• ACTION ITEM:
Check each line of the listing below for the string "more", and copy the ones that have it.

= Beginning of Section =

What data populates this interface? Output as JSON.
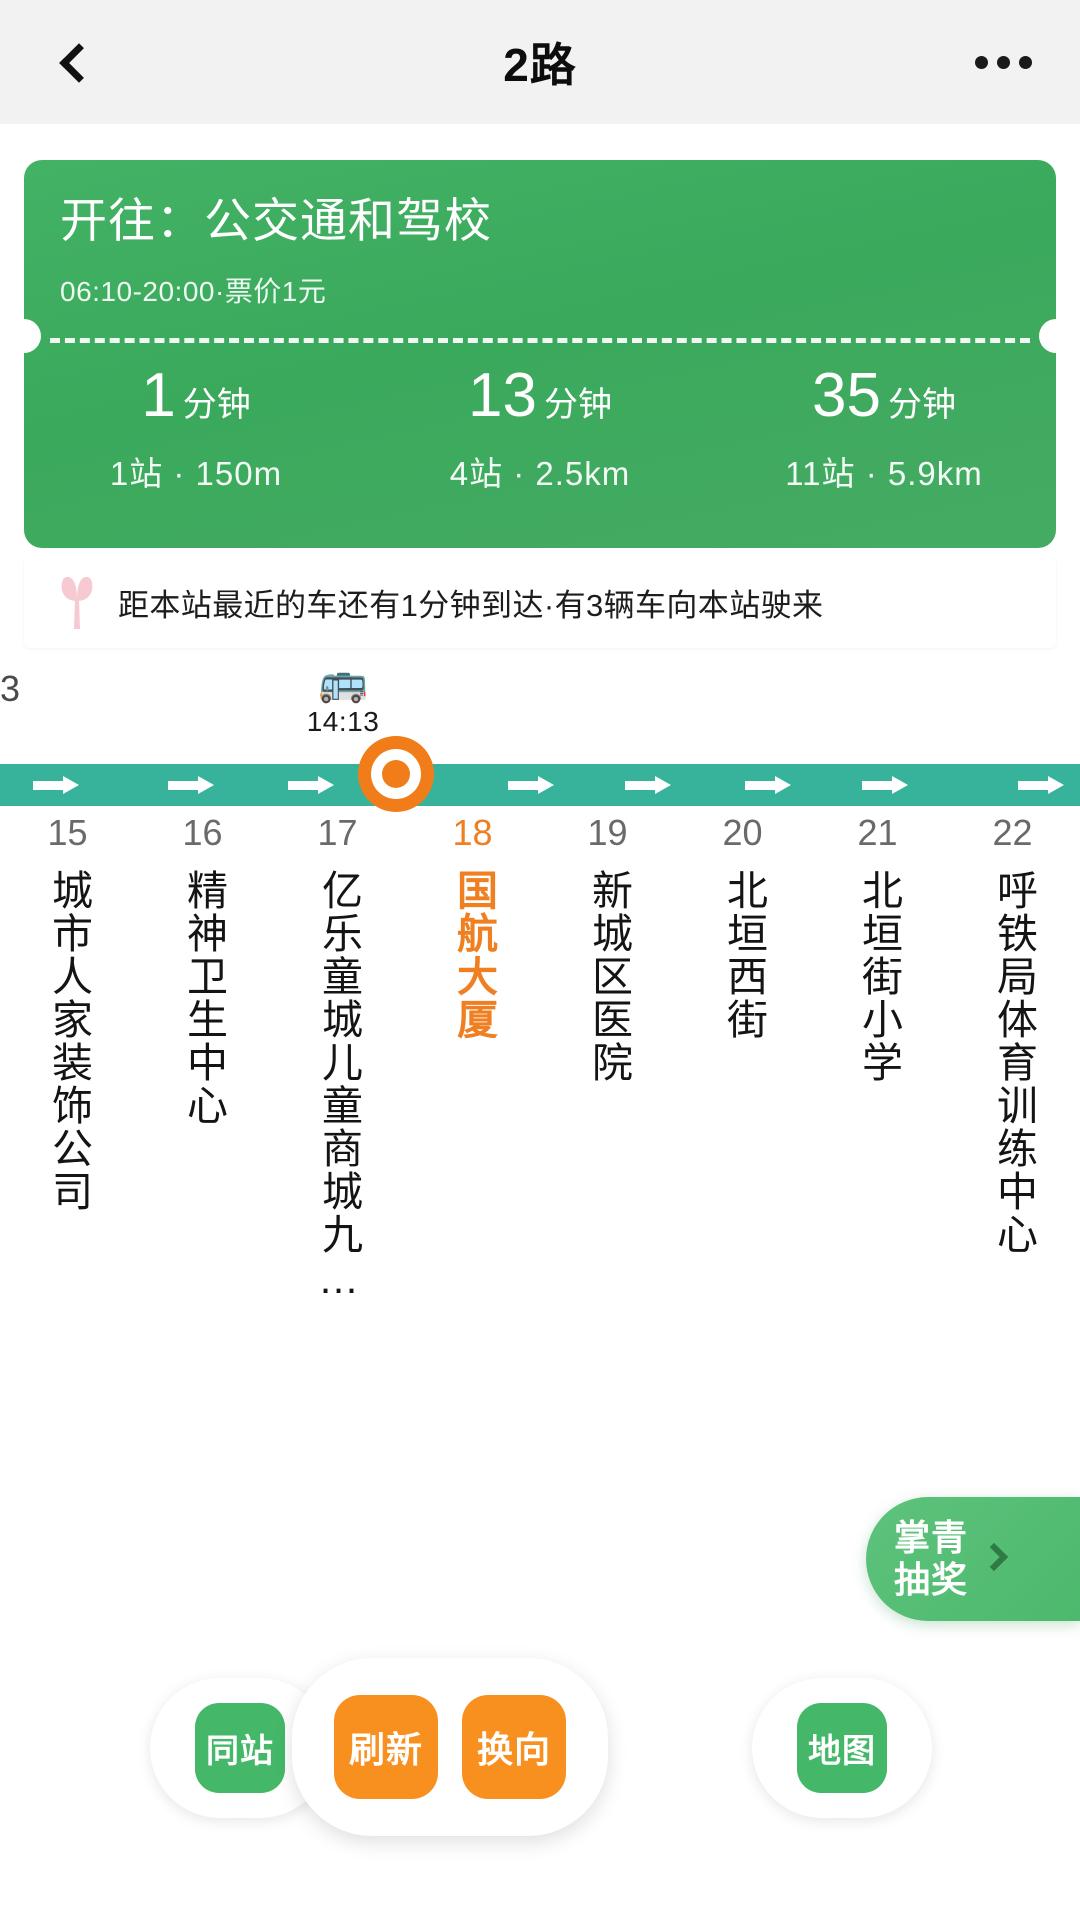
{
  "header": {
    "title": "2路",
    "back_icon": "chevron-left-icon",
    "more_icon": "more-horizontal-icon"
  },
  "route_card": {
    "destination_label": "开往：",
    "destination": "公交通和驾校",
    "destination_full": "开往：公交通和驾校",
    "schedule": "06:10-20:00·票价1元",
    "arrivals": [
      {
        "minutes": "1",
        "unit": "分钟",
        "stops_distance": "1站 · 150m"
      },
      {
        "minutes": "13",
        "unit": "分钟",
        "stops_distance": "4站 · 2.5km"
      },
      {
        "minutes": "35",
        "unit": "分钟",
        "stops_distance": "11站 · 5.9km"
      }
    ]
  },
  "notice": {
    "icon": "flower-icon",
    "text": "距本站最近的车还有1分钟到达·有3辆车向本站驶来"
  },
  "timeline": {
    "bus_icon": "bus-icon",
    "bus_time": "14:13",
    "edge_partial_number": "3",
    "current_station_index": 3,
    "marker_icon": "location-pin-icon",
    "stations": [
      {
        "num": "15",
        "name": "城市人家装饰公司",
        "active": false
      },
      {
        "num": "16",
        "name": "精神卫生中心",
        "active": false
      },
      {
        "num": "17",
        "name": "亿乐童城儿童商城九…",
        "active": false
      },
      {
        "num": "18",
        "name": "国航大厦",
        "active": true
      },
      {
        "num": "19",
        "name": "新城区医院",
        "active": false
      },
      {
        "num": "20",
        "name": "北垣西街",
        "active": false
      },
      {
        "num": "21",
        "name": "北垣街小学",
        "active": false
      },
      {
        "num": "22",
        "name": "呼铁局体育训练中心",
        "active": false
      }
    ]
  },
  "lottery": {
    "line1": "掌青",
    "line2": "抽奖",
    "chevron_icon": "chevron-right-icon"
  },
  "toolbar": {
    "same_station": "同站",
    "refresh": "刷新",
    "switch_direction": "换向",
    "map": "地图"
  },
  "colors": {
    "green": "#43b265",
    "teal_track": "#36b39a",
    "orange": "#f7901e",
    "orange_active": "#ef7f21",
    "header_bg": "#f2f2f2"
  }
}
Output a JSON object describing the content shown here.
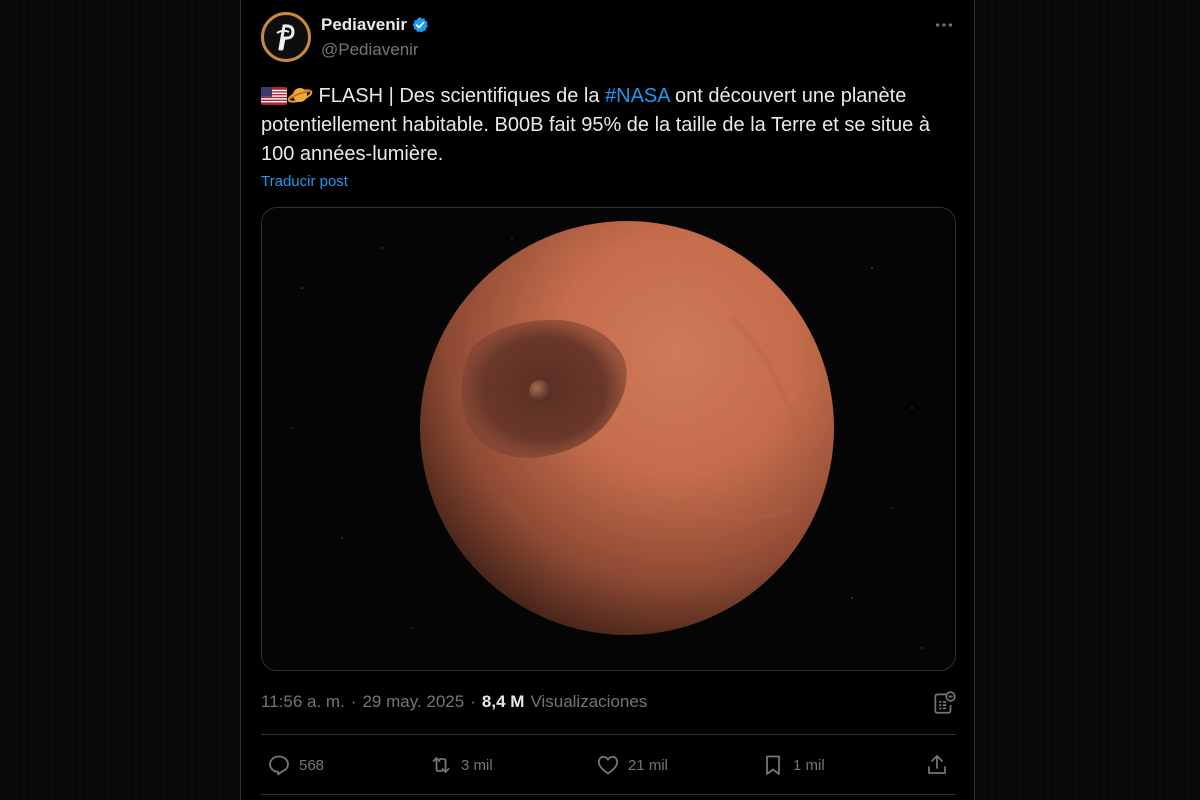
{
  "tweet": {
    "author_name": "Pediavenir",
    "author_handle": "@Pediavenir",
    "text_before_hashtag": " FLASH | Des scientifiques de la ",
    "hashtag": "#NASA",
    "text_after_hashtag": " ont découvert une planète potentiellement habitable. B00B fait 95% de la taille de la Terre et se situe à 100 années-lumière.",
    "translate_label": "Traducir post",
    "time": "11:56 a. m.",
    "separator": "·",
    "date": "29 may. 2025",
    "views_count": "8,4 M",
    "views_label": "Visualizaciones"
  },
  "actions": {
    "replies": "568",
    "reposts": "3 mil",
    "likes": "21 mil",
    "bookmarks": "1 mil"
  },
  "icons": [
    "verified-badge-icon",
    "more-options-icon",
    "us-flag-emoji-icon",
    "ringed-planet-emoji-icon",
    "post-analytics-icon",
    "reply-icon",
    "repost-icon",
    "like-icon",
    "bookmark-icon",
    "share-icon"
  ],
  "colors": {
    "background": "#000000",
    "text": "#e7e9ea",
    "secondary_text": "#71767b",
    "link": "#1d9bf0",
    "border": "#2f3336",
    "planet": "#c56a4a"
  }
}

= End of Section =
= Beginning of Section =

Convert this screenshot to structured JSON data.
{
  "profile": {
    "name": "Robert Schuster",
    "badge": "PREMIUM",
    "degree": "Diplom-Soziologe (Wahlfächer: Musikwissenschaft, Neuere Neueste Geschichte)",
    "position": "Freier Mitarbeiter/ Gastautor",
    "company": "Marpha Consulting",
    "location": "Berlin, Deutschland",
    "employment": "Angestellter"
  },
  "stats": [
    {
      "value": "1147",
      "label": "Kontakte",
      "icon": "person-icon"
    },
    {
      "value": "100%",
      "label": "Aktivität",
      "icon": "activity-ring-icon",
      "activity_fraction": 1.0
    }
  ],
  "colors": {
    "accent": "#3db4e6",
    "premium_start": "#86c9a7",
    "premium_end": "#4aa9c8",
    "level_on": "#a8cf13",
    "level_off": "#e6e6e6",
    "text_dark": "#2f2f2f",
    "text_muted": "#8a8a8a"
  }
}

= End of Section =

• SOLUTION:
    "more_icon": "more-horizontal-icon"
    "more-options-icon",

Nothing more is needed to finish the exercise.